[Start of Attachment]
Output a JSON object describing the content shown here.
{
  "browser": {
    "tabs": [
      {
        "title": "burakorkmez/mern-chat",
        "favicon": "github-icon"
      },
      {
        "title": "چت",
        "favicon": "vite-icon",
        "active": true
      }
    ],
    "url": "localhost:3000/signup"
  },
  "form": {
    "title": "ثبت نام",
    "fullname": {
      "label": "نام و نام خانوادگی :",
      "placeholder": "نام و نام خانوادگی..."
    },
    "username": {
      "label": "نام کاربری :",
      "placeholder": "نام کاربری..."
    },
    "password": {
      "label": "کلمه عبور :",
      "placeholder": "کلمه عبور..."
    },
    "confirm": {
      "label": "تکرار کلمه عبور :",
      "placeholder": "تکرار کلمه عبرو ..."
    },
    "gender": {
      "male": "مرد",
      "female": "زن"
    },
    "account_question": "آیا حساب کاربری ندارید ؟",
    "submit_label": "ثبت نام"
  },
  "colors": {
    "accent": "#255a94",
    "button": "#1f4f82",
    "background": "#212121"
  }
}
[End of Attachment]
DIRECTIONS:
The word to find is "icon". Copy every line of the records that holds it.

SOLUTION TO THIS TASK:
        "favicon": "github-icon"
        "favicon": "vite-icon",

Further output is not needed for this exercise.